Researchers at the University of Kentucky and the San Francisco County Transportation Authority wanted to address this debate by comparing traffic congestion in San Francisco with and without the presence of ride-sharing apps in the city. To this aim, they scraped data from the application programming interfaces of Uber and Lyft, along with observational travel times. This allowed the authors to gauge the effect of TNCs on San Francisco’s traffic between 2010 conditions when TNC activity is negligible and 2016 conditions when it is not.
In order to exclude other non-TNC factors that contribute to traffic congestion, the authors turned to San Francisco’s travel demand model (SF-CHAMP), which produces estimates of traffic volumes on all roads in San Francisco and is sensitive to changes in population and demographics, employment, transportation networks, and congestion. The version of the model used in this study was calibrated for 2010 conditions, providing a counterfactual case where ride-sharing doesn’t exist.
The results suggest that Uber and Lyft are helping drive more traffic congestion rather than unclogging it. The researchers found that ride-sharing services made delays 62% worse, compared to a 22% increase in travel delays in the scenario where there are no TNCs. The average speed of on-road vehicles decreased by 13% due to TNCs but only 4% in the counterfactual model. Finally, commuters now have to use a longer buffer time to make sure they arrive at their destination on time because travel duration is less reliable overall. According to the findings, this buffer is now 15% higher compared to the natural 6% increase where Uber and Lyft don’t exist.

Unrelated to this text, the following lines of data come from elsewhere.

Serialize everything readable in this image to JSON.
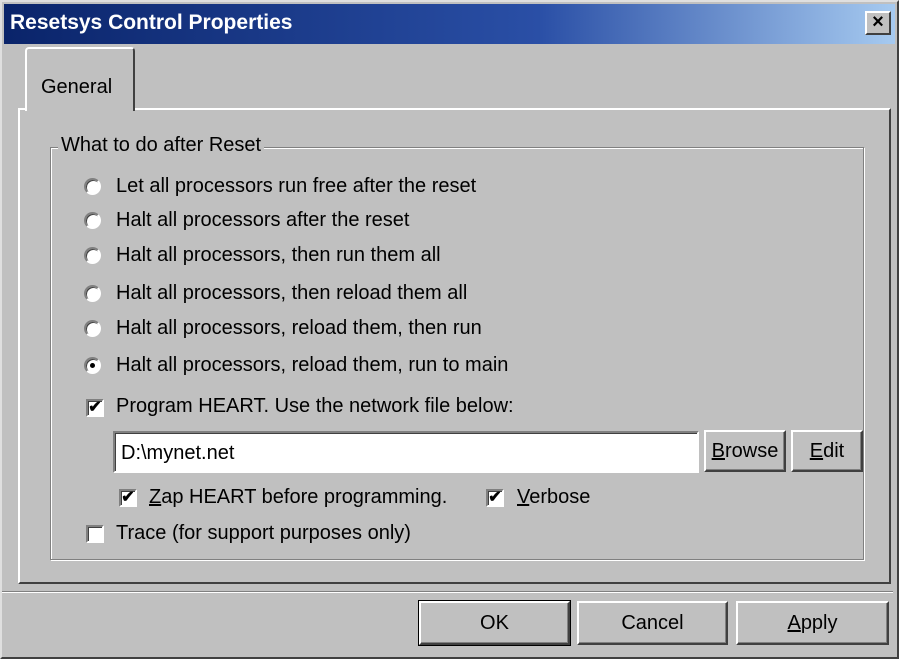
{
  "window": {
    "title": "Resetsys Control Properties",
    "close_label": "×"
  },
  "tabs": [
    {
      "label": "General"
    }
  ],
  "group": {
    "legend": "What to do after Reset",
    "radios": [
      {
        "label": "Let all processors run free after the reset",
        "checked": false
      },
      {
        "label": "Halt all processors after the reset",
        "checked": false
      },
      {
        "label": "Halt all processors, then run them all",
        "checked": false
      },
      {
        "label": "Halt all processors, then reload them all",
        "checked": false
      },
      {
        "label": "Halt all processors, reload them, then run",
        "checked": false
      },
      {
        "label": "Halt all processors, reload them, run to main",
        "checked": true
      }
    ],
    "program_heart": {
      "label": "Program HEART. Use the network file below:",
      "checked": true
    },
    "network_file": {
      "value": "D:\\mynet.net"
    },
    "browse": {
      "accel": "B",
      "rest": "rowse"
    },
    "edit": {
      "accel": "E",
      "rest": "dit"
    },
    "zap": {
      "accel": "Z",
      "rest": "ap HEART before programming.",
      "checked": true
    },
    "verbose": {
      "accel": "V",
      "rest": "erbose",
      "checked": true
    },
    "trace": {
      "label": "Trace (for support purposes only)",
      "checked": false
    }
  },
  "buttons": {
    "ok": "OK",
    "cancel": "Cancel",
    "apply": {
      "accel": "A",
      "rest": "pply"
    }
  },
  "check_glyph": "✔"
}
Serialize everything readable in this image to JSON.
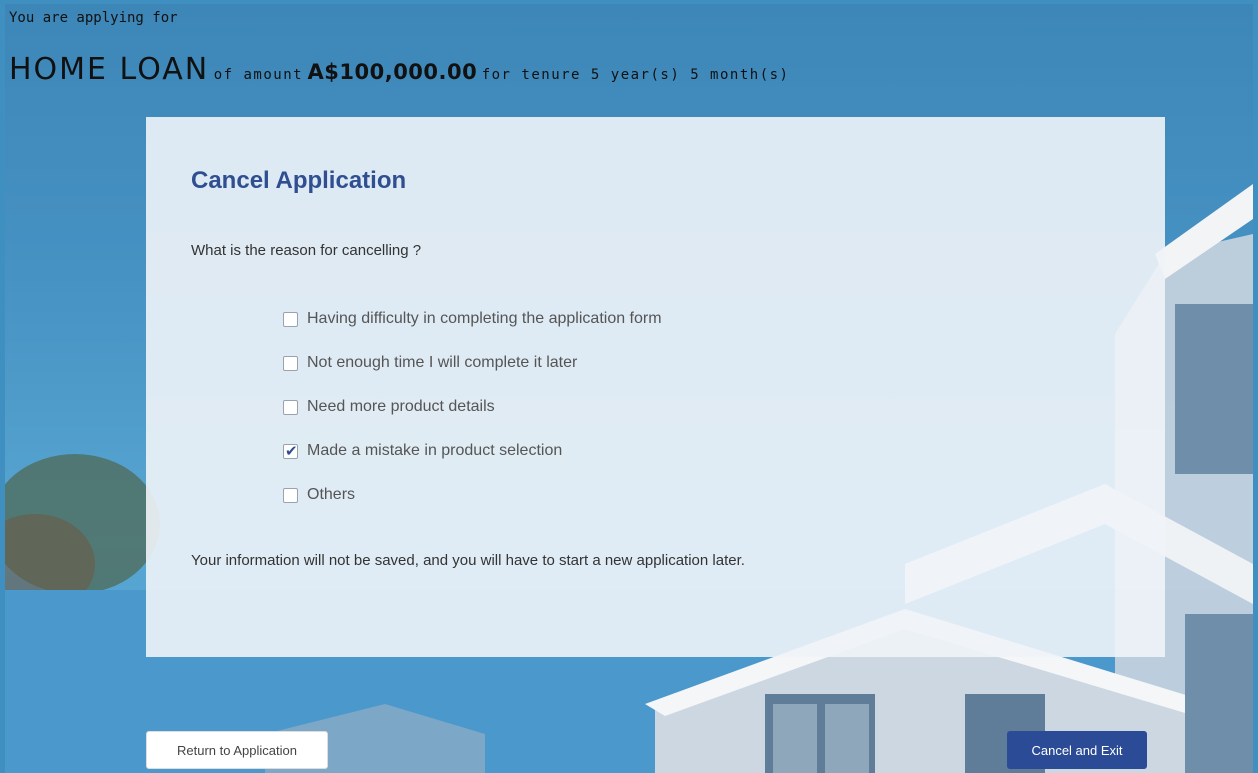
{
  "header": {
    "applying_text": "You are applying for",
    "loan_type": "HOME LOAN",
    "of_amount": "of amount",
    "amount": "A$100,000.00",
    "for_tenure": "for tenure 5 year(s) 5 month(s)"
  },
  "dialog": {
    "title": "Cancel Application",
    "question": "What is the reason for cancelling ?",
    "options": [
      {
        "label": "Having difficulty in completing the application form",
        "checked": false
      },
      {
        "label": "Not enough time I will complete it later",
        "checked": false
      },
      {
        "label": "Need more product details",
        "checked": false
      },
      {
        "label": "Made a mistake in product selection",
        "checked": true
      },
      {
        "label": "Others",
        "checked": false
      }
    ],
    "info": "Your information will not be saved, and you will have to start a new application later."
  },
  "buttons": {
    "return_label": "Return to Application",
    "cancel_label": "Cancel and Exit"
  },
  "colors": {
    "accent": "#2f4f91",
    "primary_button": "#2c4b96",
    "sky": "#4692c3"
  }
}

“The results show some substitution between TNCs and other car trips, but that most TNC trips are adding new cars to the road. The estimated models show that TNC vehicles stopping at the curb to pick up or drop off passengers have a notable disruptive effect on traffic flow, especially on major arterials,” the authors wrote in Science Advances.
The authors say that their findings should be of interest to policy makers and transportation planners who are interested in regulating TNCs in the best interest of the general public of San Francisco. Some solutions include allocating curb spaces and right-of-ways for ride-sharing vehicles and integrating new mobility services.